- [What to produce]
Pick out each line below containing "child".

- [Data provided]
Start of Block

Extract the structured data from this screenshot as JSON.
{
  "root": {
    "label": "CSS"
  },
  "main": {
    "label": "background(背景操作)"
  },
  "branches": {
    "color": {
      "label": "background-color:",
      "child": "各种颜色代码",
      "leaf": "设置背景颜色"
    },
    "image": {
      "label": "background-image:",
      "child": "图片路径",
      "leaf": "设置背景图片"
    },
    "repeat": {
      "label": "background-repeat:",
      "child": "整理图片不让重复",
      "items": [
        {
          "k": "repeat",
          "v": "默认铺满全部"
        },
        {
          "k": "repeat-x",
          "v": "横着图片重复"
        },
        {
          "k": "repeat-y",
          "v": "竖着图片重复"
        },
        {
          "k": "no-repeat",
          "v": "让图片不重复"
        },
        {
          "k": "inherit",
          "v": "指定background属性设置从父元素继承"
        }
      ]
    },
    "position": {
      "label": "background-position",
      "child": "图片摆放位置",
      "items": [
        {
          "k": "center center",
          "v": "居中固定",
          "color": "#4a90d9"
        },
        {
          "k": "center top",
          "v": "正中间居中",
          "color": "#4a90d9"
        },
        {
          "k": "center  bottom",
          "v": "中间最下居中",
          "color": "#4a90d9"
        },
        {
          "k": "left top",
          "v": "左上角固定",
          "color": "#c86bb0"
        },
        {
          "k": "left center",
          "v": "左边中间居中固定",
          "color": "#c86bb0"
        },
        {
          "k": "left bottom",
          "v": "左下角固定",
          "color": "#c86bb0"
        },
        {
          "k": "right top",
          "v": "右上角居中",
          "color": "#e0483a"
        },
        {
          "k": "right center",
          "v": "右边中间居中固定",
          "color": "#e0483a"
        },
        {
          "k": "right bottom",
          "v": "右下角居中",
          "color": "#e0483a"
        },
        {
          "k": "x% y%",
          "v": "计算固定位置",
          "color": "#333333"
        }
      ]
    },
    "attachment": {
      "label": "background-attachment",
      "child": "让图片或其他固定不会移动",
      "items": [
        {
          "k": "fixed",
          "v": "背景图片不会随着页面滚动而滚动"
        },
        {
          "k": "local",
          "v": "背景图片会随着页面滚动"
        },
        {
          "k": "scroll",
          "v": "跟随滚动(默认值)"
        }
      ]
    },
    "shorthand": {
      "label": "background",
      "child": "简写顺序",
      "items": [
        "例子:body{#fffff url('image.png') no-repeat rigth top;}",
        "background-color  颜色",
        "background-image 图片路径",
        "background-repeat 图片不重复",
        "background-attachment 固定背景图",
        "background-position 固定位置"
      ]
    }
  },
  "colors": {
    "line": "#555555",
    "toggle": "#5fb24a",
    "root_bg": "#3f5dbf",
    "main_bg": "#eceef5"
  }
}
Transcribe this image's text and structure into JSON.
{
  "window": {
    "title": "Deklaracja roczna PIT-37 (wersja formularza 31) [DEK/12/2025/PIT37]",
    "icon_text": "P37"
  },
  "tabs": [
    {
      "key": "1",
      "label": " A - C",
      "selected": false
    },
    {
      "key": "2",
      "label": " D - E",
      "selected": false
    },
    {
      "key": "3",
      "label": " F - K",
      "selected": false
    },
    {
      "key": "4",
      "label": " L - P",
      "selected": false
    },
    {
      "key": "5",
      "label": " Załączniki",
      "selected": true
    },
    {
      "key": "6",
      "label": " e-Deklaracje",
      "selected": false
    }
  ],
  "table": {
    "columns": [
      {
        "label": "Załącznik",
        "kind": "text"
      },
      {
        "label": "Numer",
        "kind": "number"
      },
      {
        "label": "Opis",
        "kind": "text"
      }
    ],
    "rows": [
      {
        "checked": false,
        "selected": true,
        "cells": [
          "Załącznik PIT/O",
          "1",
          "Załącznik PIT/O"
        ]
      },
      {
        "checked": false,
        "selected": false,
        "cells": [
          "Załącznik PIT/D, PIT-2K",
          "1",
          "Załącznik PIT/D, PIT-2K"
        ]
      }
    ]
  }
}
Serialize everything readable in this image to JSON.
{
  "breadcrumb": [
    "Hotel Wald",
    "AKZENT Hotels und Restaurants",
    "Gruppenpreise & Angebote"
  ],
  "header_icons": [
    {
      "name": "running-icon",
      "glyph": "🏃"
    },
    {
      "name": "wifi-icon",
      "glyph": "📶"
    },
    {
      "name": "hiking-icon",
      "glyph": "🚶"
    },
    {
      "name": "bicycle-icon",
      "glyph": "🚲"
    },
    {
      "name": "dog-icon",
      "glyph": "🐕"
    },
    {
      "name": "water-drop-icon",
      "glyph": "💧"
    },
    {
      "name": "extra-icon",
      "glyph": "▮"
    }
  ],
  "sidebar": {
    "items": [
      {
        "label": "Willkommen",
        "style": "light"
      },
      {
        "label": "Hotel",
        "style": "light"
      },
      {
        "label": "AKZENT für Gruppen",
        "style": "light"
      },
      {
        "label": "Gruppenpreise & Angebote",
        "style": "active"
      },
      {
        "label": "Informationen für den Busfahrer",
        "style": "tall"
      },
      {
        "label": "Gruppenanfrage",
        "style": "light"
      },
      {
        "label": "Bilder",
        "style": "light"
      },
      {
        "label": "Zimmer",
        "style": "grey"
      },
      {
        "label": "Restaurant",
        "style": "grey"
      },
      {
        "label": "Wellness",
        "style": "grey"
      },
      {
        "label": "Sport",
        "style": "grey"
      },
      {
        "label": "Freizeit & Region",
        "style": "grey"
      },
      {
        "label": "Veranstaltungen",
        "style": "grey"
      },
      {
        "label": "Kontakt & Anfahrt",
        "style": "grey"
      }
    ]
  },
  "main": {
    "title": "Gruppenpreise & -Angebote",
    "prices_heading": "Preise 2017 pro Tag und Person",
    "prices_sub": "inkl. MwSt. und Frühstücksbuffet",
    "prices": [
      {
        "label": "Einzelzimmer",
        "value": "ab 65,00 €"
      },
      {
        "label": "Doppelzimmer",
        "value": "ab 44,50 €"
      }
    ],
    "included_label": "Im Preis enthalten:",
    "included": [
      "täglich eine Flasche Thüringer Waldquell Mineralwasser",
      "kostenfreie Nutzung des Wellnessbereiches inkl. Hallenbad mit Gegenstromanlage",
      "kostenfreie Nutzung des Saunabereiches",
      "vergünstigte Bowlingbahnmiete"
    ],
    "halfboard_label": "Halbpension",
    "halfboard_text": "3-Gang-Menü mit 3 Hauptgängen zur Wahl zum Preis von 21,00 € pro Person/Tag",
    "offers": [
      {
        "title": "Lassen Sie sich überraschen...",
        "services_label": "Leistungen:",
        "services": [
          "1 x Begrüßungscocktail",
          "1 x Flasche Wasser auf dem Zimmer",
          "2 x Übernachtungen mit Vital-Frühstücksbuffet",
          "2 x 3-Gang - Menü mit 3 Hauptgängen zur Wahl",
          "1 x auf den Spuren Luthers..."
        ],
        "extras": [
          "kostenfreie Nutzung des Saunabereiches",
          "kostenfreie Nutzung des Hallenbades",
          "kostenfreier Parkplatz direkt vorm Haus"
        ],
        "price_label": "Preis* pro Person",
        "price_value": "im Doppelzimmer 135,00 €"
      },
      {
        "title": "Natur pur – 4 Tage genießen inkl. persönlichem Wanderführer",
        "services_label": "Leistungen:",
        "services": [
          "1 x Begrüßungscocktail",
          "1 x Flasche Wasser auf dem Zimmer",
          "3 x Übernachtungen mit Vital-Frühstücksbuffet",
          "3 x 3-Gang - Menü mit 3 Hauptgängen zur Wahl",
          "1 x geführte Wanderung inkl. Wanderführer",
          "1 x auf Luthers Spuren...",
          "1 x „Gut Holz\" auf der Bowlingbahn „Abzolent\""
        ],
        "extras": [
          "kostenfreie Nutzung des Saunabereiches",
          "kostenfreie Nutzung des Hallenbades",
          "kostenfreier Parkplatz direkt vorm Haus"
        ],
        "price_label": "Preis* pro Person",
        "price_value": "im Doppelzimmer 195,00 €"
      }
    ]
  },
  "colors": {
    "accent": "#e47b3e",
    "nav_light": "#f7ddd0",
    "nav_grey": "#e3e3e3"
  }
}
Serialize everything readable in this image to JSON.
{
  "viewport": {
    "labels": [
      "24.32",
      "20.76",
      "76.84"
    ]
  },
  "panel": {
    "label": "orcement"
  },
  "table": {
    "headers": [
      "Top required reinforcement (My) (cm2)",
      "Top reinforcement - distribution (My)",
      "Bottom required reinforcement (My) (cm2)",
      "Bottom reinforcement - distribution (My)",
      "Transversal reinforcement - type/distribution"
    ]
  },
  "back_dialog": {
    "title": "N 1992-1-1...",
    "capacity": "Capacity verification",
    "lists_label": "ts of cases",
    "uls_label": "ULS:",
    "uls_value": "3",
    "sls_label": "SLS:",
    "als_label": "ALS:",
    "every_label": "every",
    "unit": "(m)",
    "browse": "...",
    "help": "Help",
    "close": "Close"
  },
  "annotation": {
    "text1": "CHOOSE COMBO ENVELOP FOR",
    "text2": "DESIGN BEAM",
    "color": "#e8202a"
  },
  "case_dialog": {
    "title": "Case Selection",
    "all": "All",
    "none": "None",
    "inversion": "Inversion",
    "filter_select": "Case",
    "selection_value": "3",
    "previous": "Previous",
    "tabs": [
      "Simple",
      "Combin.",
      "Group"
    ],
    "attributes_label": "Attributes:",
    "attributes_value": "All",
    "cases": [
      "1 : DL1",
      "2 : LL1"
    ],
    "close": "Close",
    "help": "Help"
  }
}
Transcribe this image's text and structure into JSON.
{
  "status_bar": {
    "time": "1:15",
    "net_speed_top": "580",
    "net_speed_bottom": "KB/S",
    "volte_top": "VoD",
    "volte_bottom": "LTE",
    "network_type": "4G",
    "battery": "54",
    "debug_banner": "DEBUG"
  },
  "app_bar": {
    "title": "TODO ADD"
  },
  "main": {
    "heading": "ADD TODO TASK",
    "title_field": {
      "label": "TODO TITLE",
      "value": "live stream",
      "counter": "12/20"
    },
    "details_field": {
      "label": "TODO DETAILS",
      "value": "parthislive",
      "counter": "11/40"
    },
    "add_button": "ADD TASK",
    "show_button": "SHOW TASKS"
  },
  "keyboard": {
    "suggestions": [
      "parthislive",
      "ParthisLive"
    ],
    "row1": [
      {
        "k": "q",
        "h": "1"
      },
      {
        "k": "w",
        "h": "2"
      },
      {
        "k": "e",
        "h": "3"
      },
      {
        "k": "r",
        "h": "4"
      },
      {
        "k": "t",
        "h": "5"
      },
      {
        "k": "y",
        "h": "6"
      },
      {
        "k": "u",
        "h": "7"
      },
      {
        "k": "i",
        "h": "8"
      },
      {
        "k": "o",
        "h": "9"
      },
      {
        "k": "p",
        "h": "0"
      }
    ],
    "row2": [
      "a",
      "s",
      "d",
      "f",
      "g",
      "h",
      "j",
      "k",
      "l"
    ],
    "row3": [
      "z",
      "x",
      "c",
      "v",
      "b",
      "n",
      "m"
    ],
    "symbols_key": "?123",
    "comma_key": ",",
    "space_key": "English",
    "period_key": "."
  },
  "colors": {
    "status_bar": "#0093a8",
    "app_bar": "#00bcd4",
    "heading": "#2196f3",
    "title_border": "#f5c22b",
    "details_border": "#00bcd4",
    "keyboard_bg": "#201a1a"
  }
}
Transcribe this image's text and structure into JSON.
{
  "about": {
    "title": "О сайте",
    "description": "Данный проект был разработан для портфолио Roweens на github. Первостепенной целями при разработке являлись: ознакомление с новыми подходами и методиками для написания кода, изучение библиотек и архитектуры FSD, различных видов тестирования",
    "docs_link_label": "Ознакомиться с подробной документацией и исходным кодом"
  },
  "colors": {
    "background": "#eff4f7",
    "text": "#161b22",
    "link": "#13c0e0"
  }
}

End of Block

- [Written answer]
      "child": "各种颜色代码",
      "child": "图片路径",
      "child": "整理图片不让重复",
      "child": "图片摆放位置",
      "child": "让图片或其他固定不会移动",
      "child": "简写顺序",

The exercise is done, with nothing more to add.